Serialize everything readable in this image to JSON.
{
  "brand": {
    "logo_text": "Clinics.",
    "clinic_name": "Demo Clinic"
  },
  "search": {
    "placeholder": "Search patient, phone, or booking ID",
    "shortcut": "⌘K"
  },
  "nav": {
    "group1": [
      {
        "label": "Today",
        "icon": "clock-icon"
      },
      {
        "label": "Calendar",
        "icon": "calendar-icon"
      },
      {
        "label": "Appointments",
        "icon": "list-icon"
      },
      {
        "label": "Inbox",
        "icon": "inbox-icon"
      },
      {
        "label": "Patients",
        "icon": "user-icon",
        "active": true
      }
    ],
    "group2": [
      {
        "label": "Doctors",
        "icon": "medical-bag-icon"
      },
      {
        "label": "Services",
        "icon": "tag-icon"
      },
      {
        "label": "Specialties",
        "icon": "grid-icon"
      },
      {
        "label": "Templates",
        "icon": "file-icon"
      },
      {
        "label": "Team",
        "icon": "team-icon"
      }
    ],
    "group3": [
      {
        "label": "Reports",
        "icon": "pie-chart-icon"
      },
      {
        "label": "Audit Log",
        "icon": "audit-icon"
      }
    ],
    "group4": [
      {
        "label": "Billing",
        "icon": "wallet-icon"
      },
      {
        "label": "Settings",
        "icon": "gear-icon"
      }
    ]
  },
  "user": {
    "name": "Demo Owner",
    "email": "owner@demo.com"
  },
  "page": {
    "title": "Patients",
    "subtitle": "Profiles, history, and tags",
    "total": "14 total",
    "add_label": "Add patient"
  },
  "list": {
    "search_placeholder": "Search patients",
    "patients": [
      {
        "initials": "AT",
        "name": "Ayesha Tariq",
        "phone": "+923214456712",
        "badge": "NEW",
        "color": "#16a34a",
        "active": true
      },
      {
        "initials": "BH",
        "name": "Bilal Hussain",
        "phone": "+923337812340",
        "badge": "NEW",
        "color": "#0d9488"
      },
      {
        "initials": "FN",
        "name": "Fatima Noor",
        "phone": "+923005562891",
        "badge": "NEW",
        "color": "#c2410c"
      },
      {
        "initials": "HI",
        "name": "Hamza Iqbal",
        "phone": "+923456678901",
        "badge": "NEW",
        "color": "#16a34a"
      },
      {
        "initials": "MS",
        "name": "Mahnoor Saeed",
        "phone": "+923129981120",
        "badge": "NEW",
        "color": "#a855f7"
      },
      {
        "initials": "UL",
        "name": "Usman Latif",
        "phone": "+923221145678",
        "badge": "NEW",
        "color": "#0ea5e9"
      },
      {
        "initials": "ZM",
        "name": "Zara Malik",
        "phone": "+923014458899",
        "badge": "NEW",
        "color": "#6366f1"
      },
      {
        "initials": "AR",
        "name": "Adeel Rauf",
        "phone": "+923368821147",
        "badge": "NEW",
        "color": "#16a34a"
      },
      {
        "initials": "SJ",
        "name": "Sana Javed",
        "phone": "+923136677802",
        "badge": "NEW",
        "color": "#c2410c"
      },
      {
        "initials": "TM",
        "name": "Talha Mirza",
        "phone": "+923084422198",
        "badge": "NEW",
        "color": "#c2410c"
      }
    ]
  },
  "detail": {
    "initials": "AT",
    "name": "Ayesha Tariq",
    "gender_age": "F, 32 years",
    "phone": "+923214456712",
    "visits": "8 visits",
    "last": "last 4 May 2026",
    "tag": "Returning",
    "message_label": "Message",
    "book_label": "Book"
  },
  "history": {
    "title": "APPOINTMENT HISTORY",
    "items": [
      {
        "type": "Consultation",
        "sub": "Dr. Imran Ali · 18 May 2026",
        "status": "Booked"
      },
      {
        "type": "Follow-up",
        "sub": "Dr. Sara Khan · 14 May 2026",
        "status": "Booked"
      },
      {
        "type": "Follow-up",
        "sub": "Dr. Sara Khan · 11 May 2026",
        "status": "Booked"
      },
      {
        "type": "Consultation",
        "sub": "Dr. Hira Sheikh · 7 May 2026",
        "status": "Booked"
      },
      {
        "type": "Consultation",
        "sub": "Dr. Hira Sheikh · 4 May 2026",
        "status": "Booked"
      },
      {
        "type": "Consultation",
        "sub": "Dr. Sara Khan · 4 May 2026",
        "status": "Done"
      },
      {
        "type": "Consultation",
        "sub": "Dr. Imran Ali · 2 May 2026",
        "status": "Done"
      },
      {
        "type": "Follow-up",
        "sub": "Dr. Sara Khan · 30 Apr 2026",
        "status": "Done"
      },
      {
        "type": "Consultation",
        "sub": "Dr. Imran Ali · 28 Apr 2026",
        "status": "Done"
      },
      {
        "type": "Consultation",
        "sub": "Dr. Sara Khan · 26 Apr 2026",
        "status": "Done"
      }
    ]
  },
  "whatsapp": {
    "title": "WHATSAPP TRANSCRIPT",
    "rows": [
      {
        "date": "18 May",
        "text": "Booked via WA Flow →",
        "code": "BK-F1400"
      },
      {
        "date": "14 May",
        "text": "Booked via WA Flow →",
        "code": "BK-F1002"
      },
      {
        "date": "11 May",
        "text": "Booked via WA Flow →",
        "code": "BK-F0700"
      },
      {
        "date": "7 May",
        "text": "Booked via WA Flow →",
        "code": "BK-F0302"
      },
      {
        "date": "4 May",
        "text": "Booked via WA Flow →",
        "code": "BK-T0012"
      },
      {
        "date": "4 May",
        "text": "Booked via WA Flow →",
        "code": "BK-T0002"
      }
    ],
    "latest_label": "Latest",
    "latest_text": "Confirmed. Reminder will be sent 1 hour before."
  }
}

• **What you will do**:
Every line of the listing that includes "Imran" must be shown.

• **Task answer**:
        "sub": "Dr. Imran Ali · 18 May 2026",
        "sub": "Dr. Imran Ali · 2 May 2026",
        "sub": "Dr. Imran Ali · 28 Apr 2026",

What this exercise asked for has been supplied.